#### Task directions:
Reproduce the entries exactly as they appear below.

[Component data from apps and pages]
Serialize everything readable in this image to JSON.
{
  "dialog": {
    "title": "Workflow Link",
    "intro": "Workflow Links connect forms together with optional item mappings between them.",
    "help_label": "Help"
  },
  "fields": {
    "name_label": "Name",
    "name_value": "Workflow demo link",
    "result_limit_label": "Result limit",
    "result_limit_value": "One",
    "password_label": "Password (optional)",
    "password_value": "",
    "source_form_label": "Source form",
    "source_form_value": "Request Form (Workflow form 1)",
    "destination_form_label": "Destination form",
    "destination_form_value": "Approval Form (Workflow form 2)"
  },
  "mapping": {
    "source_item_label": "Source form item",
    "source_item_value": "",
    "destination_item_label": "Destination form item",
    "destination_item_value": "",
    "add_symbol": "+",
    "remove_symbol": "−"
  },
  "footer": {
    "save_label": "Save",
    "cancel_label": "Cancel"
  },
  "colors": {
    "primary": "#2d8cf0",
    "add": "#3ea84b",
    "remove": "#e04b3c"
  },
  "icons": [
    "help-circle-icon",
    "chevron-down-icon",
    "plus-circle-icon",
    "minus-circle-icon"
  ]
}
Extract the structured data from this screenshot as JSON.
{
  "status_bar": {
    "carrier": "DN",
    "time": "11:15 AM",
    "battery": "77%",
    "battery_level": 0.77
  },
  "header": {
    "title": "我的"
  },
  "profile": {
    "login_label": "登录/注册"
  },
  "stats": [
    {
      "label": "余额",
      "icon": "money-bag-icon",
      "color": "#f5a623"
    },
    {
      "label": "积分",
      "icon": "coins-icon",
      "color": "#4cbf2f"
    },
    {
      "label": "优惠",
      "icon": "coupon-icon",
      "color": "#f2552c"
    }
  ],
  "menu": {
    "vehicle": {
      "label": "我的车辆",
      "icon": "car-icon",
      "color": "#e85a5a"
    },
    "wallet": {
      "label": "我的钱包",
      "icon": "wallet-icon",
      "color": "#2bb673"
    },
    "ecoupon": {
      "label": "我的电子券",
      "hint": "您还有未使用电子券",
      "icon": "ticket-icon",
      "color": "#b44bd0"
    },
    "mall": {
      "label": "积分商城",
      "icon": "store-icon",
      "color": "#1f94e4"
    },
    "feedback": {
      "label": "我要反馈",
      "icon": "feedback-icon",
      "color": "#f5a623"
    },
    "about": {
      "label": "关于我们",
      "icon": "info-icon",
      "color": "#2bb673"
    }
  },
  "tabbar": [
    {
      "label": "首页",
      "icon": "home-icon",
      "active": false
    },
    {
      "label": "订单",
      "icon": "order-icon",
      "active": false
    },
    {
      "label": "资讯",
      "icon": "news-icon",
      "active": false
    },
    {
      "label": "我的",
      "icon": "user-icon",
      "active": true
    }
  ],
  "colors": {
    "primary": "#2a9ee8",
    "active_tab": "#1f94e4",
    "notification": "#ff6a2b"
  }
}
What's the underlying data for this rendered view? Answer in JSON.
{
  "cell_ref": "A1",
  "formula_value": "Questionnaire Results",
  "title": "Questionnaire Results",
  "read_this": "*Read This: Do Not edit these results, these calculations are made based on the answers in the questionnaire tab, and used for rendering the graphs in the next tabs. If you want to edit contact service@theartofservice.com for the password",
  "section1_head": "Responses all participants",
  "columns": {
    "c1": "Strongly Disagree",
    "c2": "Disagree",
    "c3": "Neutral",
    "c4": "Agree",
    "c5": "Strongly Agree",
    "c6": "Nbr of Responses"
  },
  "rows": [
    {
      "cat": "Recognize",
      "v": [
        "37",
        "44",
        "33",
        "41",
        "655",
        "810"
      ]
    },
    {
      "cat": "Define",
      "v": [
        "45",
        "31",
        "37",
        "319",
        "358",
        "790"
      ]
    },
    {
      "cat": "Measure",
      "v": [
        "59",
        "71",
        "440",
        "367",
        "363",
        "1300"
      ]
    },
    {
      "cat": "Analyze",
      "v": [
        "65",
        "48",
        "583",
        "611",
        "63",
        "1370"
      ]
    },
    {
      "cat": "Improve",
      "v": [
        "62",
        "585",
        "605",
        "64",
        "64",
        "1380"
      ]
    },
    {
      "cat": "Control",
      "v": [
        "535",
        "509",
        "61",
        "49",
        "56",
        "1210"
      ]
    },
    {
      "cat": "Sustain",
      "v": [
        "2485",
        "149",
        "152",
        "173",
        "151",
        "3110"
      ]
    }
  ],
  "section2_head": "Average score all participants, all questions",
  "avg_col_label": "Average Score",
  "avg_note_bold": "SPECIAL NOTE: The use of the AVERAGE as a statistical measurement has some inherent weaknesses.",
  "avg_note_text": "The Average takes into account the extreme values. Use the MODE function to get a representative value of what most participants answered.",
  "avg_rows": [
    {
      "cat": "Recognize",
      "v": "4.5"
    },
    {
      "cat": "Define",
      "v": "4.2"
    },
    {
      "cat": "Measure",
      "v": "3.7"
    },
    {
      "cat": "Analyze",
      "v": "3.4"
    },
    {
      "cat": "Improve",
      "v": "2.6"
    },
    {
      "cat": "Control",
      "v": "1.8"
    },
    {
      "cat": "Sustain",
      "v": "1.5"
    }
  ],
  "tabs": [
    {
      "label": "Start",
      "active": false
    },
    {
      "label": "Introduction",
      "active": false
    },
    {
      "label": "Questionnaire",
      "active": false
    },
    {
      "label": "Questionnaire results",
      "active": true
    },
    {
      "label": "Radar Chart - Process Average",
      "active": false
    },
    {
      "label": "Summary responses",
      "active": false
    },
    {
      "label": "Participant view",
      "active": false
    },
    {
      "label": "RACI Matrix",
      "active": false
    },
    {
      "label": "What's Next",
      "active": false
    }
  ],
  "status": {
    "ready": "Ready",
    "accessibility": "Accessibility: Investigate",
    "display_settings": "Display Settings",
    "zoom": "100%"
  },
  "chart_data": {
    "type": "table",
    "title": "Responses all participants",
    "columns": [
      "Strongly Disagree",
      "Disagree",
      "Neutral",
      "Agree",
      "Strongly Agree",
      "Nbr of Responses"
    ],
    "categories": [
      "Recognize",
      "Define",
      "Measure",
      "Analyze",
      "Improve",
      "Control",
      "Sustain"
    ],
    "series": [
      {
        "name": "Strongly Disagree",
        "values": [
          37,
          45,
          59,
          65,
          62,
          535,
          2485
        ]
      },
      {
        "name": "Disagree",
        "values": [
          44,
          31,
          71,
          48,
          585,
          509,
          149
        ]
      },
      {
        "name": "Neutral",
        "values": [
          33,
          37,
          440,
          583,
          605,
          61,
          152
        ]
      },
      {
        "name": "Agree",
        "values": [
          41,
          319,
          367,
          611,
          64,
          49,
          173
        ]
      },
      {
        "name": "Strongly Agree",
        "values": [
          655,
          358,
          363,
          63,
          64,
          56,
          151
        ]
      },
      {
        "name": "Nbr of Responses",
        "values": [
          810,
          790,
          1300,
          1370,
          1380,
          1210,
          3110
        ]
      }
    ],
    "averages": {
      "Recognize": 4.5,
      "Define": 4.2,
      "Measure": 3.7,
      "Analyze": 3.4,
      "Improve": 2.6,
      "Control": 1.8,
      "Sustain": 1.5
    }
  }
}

#### Solution:
Serialize everything readable in this image to JSON.
{
  "dialog": {
    "title": "Workflow Link",
    "intro": "Workflow Links connect forms together with optional item mappings between them.",
    "help_label": "Help"
  },
  "fields": {
    "name_label": "Name",
    "name_value": "Workflow demo link",
    "result_limit_label": "Result limit",
    "result_limit_value": "One",
    "password_label": "Password (optional)",
    "password_value": "",
    "source_form_label": "Source form",
    "source_form_value": "Request Form (Workflow form 1)",
    "destination_form_label": "Destination form",
    "destination_form_value": "Approval Form (Workflow form 2)"
  },
  "mapping": {
    "source_item_label": "Source form item",
    "source_item_value": "",
    "destination_item_label": "Destination form item",
    "destination_item_value": "",
    "add_symbol": "+",
    "remove_symbol": "−"
  },
  "footer": {
    "save_label": "Save",
    "cancel_label": "Cancel"
  },
  "colors": {
    "primary": "#2d8cf0",
    "add": "#3ea84b",
    "remove": "#e04b3c"
  },
  "icons": [
    "help-circle-icon",
    "chevron-down-icon",
    "plus-circle-icon",
    "minus-circle-icon"
  ]
}
Extract the structured data from this screenshot as JSON.
{
  "status_bar": {
    "carrier": "DN",
    "time": "11:15 AM",
    "battery": "77%",
    "battery_level": 0.77
  },
  "header": {
    "title": "我的"
  },
  "profile": {
    "login_label": "登录/注册"
  },
  "stats": [
    {
      "label": "余额",
      "icon": "money-bag-icon",
      "color": "#f5a623"
    },
    {
      "label": "积分",
      "icon": "coins-icon",
      "color": "#4cbf2f"
    },
    {
      "label": "优惠",
      "icon": "coupon-icon",
      "color": "#f2552c"
    }
  ],
  "menu": {
    "vehicle": {
      "label": "我的车辆",
      "icon": "car-icon",
      "color": "#e85a5a"
    },
    "wallet": {
      "label": "我的钱包",
      "icon": "wallet-icon",
      "color": "#2bb673"
    },
    "ecoupon": {
      "label": "我的电子券",
      "hint": "您还有未使用电子券",
      "icon": "ticket-icon",
      "color": "#b44bd0"
    },
    "mall": {
      "label": "积分商城",
      "icon": "store-icon",
      "color": "#1f94e4"
    },
    "feedback": {
      "label": "我要反馈",
      "icon": "feedback-icon",
      "color": "#f5a623"
    },
    "about": {
      "label": "关于我们",
      "icon": "info-icon",
      "color": "#2bb673"
    }
  },
  "tabbar": [
    {
      "label": "首页",
      "icon": "home-icon",
      "active": false
    },
    {
      "label": "订单",
      "icon": "order-icon",
      "active": false
    },
    {
      "label": "资讯",
      "icon": "news-icon",
      "active": false
    },
    {
      "label": "我的",
      "icon": "user-icon",
      "active": true
    }
  ],
  "colors": {
    "primary": "#2a9ee8",
    "active_tab": "#1f94e4",
    "notification": "#ff6a2b"
  }
}
What's the underlying data for this rendered view? Answer in JSON.
{
  "cell_ref": "A1",
  "formula_value": "Questionnaire Results",
  "title": "Questionnaire Results",
  "read_this": "*Read This: Do Not edit these results, these calculations are made based on the answers in the questionnaire tab, and used for rendering the graphs in the next tabs. If you want to edit contact service@theartofservice.com for the password",
  "section1_head": "Responses all participants",
  "columns": {
    "c1": "Strongly Disagree",
    "c2": "Disagree",
    "c3": "Neutral",
    "c4": "Agree",
    "c5": "Strongly Agree",
    "c6": "Nbr of Responses"
  },
  "rows": [
    {
      "cat": "Recognize",
      "v": [
        "37",
        "44",
        "33",
        "41",
        "655",
        "810"
      ]
    },
    {
      "cat": "Define",
      "v": [
        "45",
        "31",
        "37",
        "319",
        "358",
        "790"
      ]
    },
    {
      "cat": "Measure",
      "v": [
        "59",
        "71",
        "440",
        "367",
        "363",
        "1300"
      ]
    },
    {
      "cat": "Analyze",
      "v": [
        "65",
        "48",
        "583",
        "611",
        "63",
        "1370"
      ]
    },
    {
      "cat": "Improve",
      "v": [
        "62",
        "585",
        "605",
        "64",
        "64",
        "1380"
      ]
    },
    {
      "cat": "Control",
      "v": [
        "535",
        "509",
        "61",
        "49",
        "56",
        "1210"
      ]
    },
    {
      "cat": "Sustain",
      "v": [
        "2485",
        "149",
        "152",
        "173",
        "151",
        "3110"
      ]
    }
  ],
  "section2_head": "Average score all participants, all questions",
  "avg_col_label": "Average Score",
  "avg_note_bold": "SPECIAL NOTE: The use of the AVERAGE as a statistical measurement has some inherent weaknesses.",
  "avg_note_text": "The Average takes into account the extreme values. Use the MODE function to get a representative value of what most participants answered.",
  "avg_rows": [
    {
      "cat": "Recognize",
      "v": "4.5"
    },
    {
      "cat": "Define",
      "v": "4.2"
    },
    {
      "cat": "Measure",
      "v": "3.7"
    },
    {
      "cat": "Analyze",
      "v": "3.4"
    },
    {
      "cat": "Improve",
      "v": "2.6"
    },
    {
      "cat": "Control",
      "v": "1.8"
    },
    {
      "cat": "Sustain",
      "v": "1.5"
    }
  ],
  "tabs": [
    {
      "label": "Start",
      "active": false
    },
    {
      "label": "Introduction",
      "active": false
    },
    {
      "label": "Questionnaire",
      "active": false
    },
    {
      "label": "Questionnaire results",
      "active": true
    },
    {
      "label": "Radar Chart - Process Average",
      "active": false
    },
    {
      "label": "Summary responses",
      "active": false
    },
    {
      "label": "Participant view",
      "active": false
    },
    {
      "label": "RACI Matrix",
      "active": false
    },
    {
      "label": "What's Next",
      "active": false
    }
  ],
  "status": {
    "ready": "Ready",
    "accessibility": "Accessibility: Investigate",
    "display_settings": "Display Settings",
    "zoom": "100%"
  },
  "chart_data": {
    "type": "table",
    "title": "Responses all participants",
    "columns": [
      "Strongly Disagree",
      "Disagree",
      "Neutral",
      "Agree",
      "Strongly Agree",
      "Nbr of Responses"
    ],
    "categories": [
      "Recognize",
      "Define",
      "Measure",
      "Analyze",
      "Improve",
      "Control",
      "Sustain"
    ],
    "series": [
      {
        "name": "Strongly Disagree",
        "values": [
          37,
          45,
          59,
          65,
          62,
          535,
          2485
        ]
      },
      {
        "name": "Disagree",
        "values": [
          44,
          31,
          71,
          48,
          585,
          509,
          149
        ]
      },
      {
        "name": "Neutral",
        "values": [
          33,
          37,
          440,
          583,
          605,
          61,
          152
        ]
      },
      {
        "name": "Agree",
        "values": [
          41,
          319,
          367,
          611,
          64,
          49,
          173
        ]
      },
      {
        "name": "Strongly Agree",
        "values": [
          655,
          358,
          363,
          63,
          64,
          56,
          151
        ]
      },
      {
        "name": "Nbr of Responses",
        "values": [
          810,
          790,
          1300,
          1370,
          1380,
          1210,
          3110
        ]
      }
    ],
    "averages": {
      "Recognize": 4.5,
      "Define": 4.2,
      "Measure": 3.7,
      "Analyze": 3.4,
      "Improve": 2.6,
      "Control": 1.8,
      "Sustain": 1.5
    }
  }
}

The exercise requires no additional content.